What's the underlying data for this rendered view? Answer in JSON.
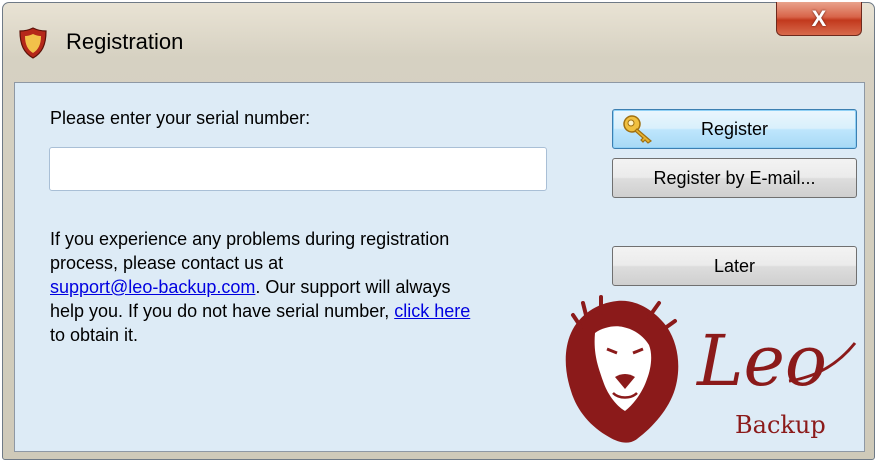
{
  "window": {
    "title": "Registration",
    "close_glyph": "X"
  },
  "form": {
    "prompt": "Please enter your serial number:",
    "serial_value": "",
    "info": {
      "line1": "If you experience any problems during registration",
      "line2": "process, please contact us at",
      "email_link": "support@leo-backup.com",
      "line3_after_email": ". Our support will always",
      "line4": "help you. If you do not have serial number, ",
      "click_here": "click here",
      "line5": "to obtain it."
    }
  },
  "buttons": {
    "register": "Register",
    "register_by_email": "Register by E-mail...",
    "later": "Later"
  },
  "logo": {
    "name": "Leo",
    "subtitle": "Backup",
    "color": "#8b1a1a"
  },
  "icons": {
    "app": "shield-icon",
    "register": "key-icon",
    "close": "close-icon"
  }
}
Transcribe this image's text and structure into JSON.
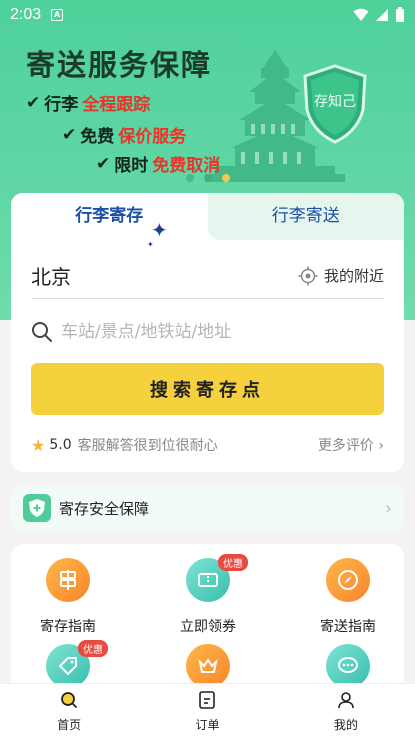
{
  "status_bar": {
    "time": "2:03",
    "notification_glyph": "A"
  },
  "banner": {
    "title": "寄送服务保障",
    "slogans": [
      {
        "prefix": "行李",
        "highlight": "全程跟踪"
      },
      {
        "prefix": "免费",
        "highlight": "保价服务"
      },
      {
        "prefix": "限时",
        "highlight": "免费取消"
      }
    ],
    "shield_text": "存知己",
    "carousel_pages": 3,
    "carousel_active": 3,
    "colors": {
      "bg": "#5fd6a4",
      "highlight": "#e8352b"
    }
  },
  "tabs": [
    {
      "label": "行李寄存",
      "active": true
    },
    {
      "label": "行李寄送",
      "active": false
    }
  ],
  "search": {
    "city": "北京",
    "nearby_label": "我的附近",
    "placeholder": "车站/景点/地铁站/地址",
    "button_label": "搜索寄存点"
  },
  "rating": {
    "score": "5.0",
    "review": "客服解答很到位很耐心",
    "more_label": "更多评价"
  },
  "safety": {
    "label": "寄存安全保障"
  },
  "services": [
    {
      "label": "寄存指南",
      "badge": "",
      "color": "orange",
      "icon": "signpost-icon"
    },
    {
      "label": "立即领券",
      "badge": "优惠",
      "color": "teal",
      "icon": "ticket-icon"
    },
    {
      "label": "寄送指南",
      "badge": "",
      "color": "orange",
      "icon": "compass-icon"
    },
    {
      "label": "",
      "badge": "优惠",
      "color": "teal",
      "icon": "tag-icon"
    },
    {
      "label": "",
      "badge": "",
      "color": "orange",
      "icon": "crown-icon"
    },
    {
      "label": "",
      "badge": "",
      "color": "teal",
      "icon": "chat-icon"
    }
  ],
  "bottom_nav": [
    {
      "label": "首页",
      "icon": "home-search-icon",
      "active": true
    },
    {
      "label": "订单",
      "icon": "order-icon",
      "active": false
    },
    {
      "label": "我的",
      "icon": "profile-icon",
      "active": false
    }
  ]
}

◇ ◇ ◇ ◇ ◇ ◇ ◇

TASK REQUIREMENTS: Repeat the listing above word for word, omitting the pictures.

SOLVED PROBLEM:
What's the underlying data for this rendered view? Answer in JSON.
{
  "window": {
    "title": "Registration",
    "close_glyph": "X"
  },
  "form": {
    "prompt": "Please enter your serial number:",
    "serial_value": "",
    "info": {
      "line1": "If you experience any problems during registration",
      "line2": "process, please contact us at",
      "email_link": "support@leo-backup.com",
      "line3_after_email": ". Our support will always",
      "line4": "help you. If you do not have serial number, ",
      "click_here": "click here",
      "line5": "to obtain it."
    }
  },
  "buttons": {
    "register": "Register",
    "register_by_email": "Register by E-mail...",
    "later": "Later"
  },
  "logo": {
    "name": "Leo",
    "subtitle": "Backup",
    "color": "#8b1a1a"
  },
  "icons": {
    "app": "shield-icon",
    "register": "key-icon",
    "close": "close-icon"
  }
}
Transcribe this image's text and structure into JSON.
{
  "status_bar": {
    "time": "2:03",
    "notification_glyph": "A"
  },
  "banner": {
    "title": "寄送服务保障",
    "slogans": [
      {
        "prefix": "行李",
        "highlight": "全程跟踪"
      },
      {
        "prefix": "免费",
        "highlight": "保价服务"
      },
      {
        "prefix": "限时",
        "highlight": "免费取消"
      }
    ],
    "shield_text": "存知己",
    "carousel_pages": 3,
    "carousel_active": 3,
    "colors": {
      "bg": "#5fd6a4",
      "highlight": "#e8352b"
    }
  },
  "tabs": [
    {
      "label": "行李寄存",
      "active": true
    },
    {
      "label": "行李寄送",
      "active": false
    }
  ],
  "search": {
    "city": "北京",
    "nearby_label": "我的附近",
    "placeholder": "车站/景点/地铁站/地址",
    "button_label": "搜索寄存点"
  },
  "rating": {
    "score": "5.0",
    "review": "客服解答很到位很耐心",
    "more_label": "更多评价"
  },
  "safety": {
    "label": "寄存安全保障"
  },
  "services": [
    {
      "label": "寄存指南",
      "badge": "",
      "color": "orange",
      "icon": "signpost-icon"
    },
    {
      "label": "立即领券",
      "badge": "优惠",
      "color": "teal",
      "icon": "ticket-icon"
    },
    {
      "label": "寄送指南",
      "badge": "",
      "color": "orange",
      "icon": "compass-icon"
    },
    {
      "label": "",
      "badge": "优惠",
      "color": "teal",
      "icon": "tag-icon"
    },
    {
      "label": "",
      "badge": "",
      "color": "orange",
      "icon": "crown-icon"
    },
    {
      "label": "",
      "badge": "",
      "color": "teal",
      "icon": "chat-icon"
    }
  ],
  "bottom_nav": [
    {
      "label": "首页",
      "icon": "home-search-icon",
      "active": true
    },
    {
      "label": "订单",
      "icon": "order-icon",
      "active": false
    },
    {
      "label": "我的",
      "icon": "profile-icon",
      "active": false
    }
  ]
}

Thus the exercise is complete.